In other words, form is crucial; and form is what Wang creates and studies. His lab is crowded with metal chambers and tubes, lasers, bundled wires, and throbbing machines. To make boron clusters, a small sample of natural boron is placed in a vacuum chamber and bombarded with a laser beam, which jars groups of boron atoms free from the sample’s surface. A jet of helium carries the fragments down a 12-foot-long vacuum tube with a chamber at the end, where another laser knocks an electron out of each cluster. A spectrophotometer then measures the speed of the departing electron, which indicates the energy state of the electrons still in the cluster. The distribution of electron energies, called a photoelectron spectrum, is the raw data that Wang and his colleagues use to figure out how the atoms in the cluster are arranged. It’s not a simple process; the researchers need sophisticated mathematics and a super-computer to analyze the peaks on the spectrum and tease out the structure that gave rise to them.
Wang often has some idea what to expect because he works closely with theoretical physicists whose mathematical calculations suggest what the most stable form of a certain-sized cluster will be.
A given number of atoms in one cluster can combine in many different ways. Usually, only one form will be energetically stable enough to survive in the lab. The others are so unstable they degrade almost as soon as they form. “Experimentally you just don’t see them. At the end [of the experiment], you just see the most stable one,” says Wang.
Sometimes the theoretical prediction fails. The most stable form of boron-9 was predicted to be a ring of eight boron atoms radiating out from a ninth in the middle. Wang calls the structure a “molecular wheel.” When his group analyzed the electron spectrum of boron-9, they found peaks that corresponded to a molecular wheel—and several that didn’t. Another PNNL scientist and a student re-did the math, and discovered that the method of calculation used for the initial prediction was wrong. It had not recognized that alongside the wheel-shaped cluster, and almost as stable, would be an oval structure with two central atoms surrounded by a ring of seven.
“This is why they are not going to displace experimentalists any time soon!” Wang says, laughing. “You do need the experimental data to validate the calculation.”
His group has worked its way through boron clusters containing up to 20 atoms. Now they’re beginning to explore larger clusters.
“Our progress has been slow because we are dealing with bigger and bigger systems, and the calculation becomes more and more difficult,” he says.
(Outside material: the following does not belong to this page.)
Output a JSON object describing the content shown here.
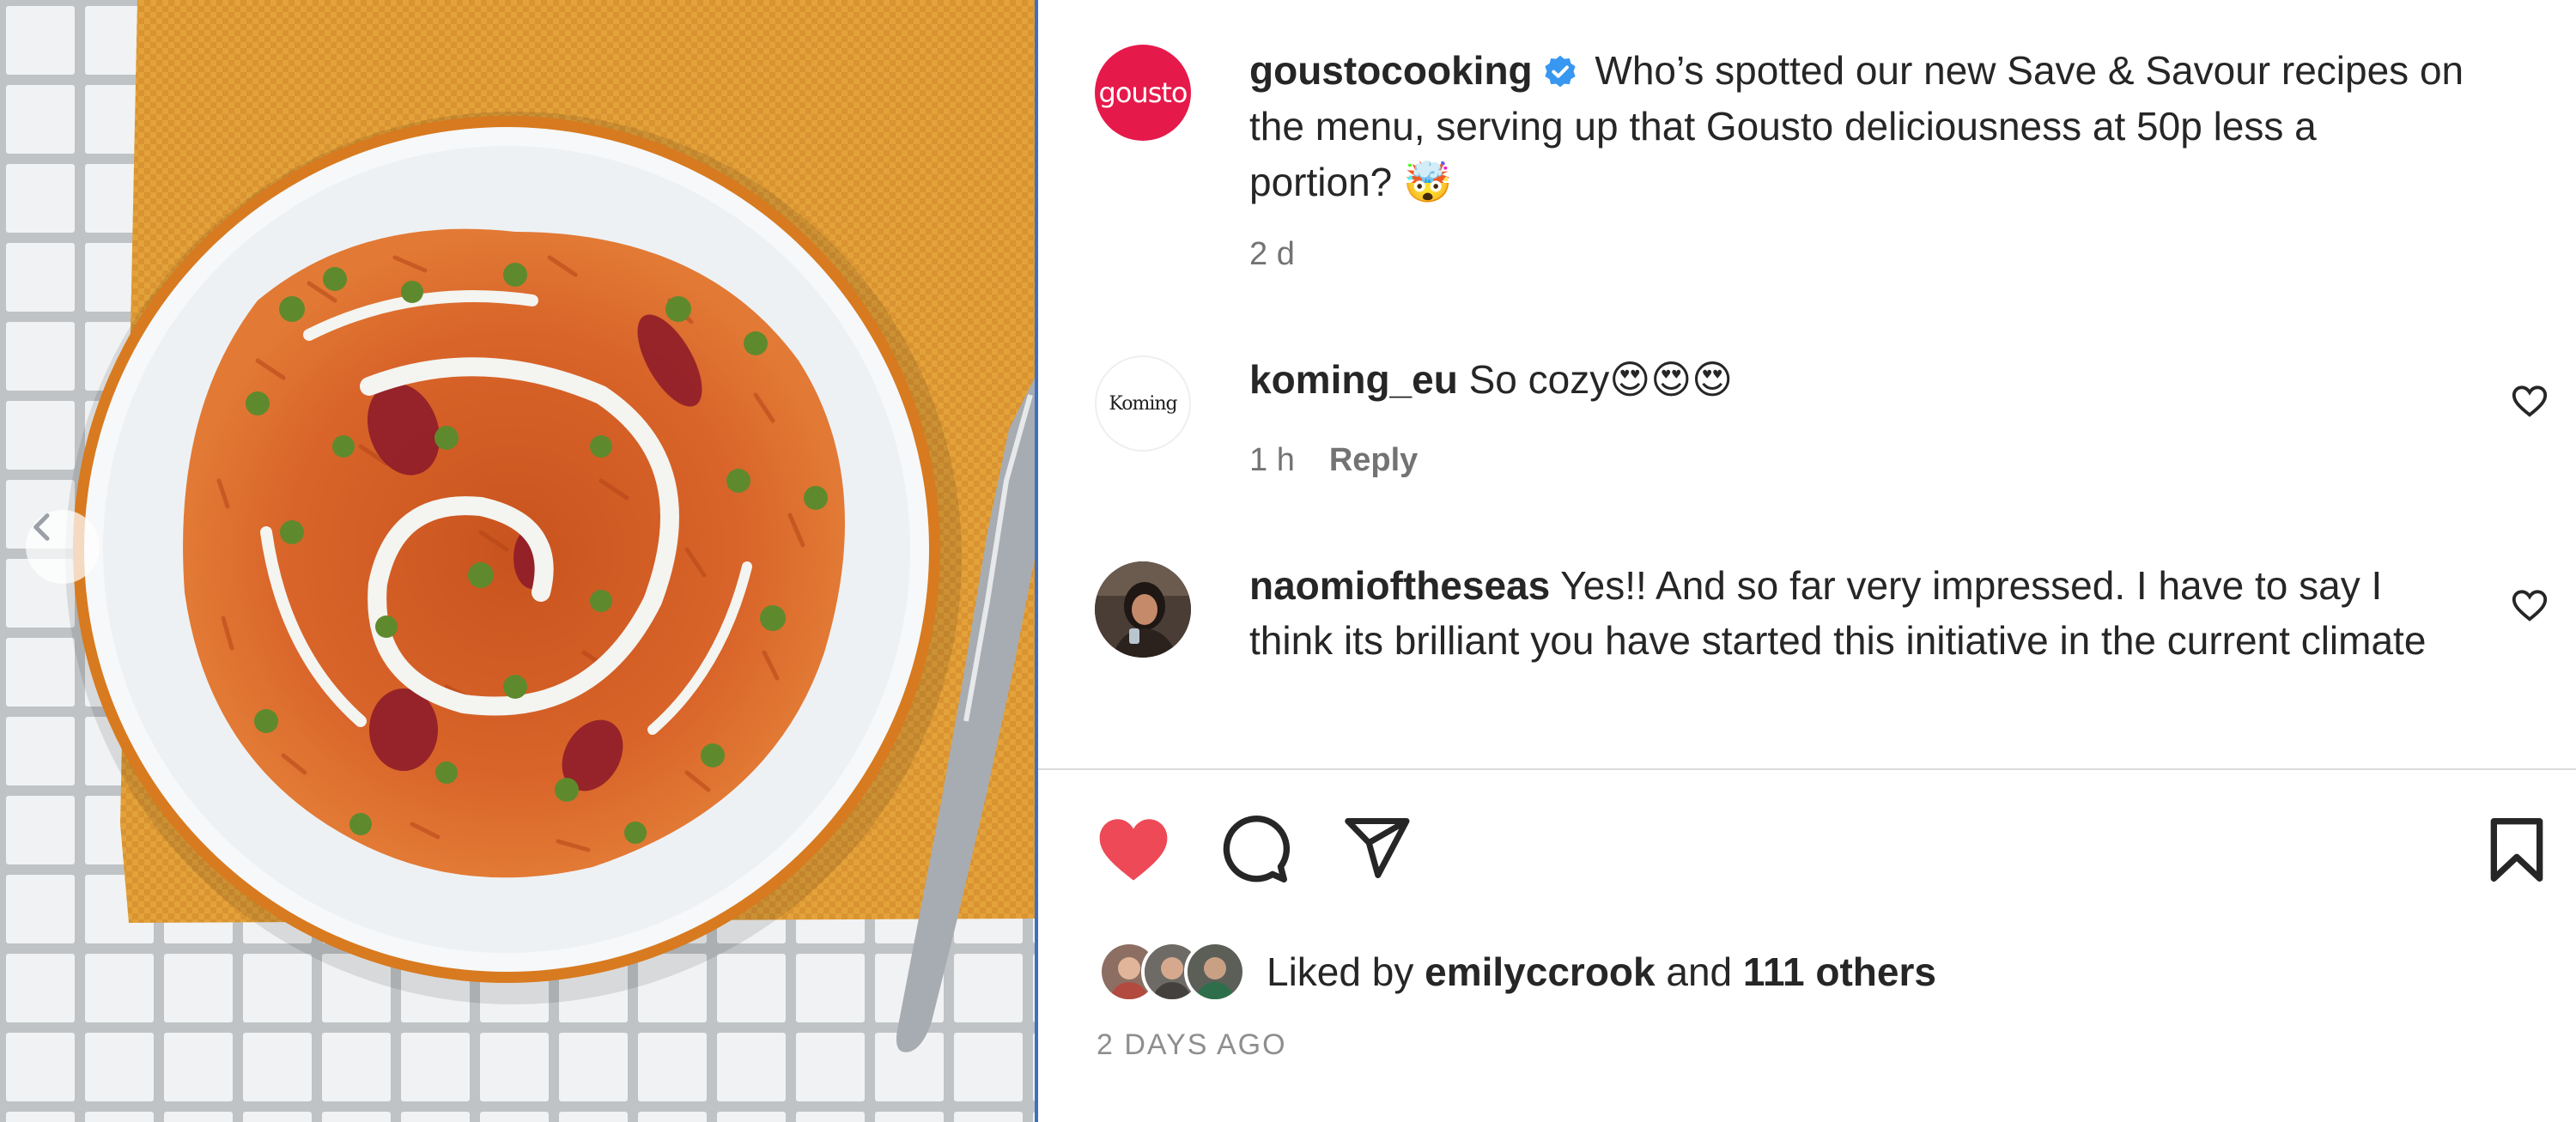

In large clusters the electrons get crowded, their spectra are harder to decipher, and the number of possible arrangements of the atoms increases exponentially.
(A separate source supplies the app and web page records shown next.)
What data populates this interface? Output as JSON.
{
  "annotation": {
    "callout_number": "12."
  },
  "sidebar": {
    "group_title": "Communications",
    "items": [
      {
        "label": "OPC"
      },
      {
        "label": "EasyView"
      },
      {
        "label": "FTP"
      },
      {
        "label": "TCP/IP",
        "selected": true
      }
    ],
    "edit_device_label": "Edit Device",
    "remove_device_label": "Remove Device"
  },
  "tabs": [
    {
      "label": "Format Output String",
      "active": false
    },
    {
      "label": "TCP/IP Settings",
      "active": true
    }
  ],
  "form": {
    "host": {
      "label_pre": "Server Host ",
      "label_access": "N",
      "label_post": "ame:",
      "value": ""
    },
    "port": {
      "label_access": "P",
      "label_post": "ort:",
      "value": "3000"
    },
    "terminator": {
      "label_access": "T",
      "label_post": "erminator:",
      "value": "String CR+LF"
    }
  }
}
The effort is worthwhile both for the basic knowledge of quantum chemistry it will provide and for the potential payoff: Because of their chemistry, boron structures could be good at safely storing hydrogen fuel.
So far, none of Wang’s boron clusters can survive outside of the vacuum tube. He hopes one of the larger clusters will turn out to be as sturdy and stable as buckyball, the soccer ball-like cluster of 60 carbon atoms that was discovered in the 1980s.
Buckyball looks cool. It has also sparked a technological revolution. When they’re opened up into flat sheets, buckyballs form graphene, which looks much like naturally-occurring graphite. Roll a single layer of graphene into a tube and you get a nanotube, the microscopic structure that has become a pillar of the nanotechnology industry.
“Our research is very much in that spirit,” says Wang. “We’d like to discover something which can survive in the real world, like the buckyball. Buckyball was discovered in exactly the same way, but it turned out that it is super stable. You can put it in a bottle.
“I don’t think we have discovered such a thing yet. But that remains one of our dreams.”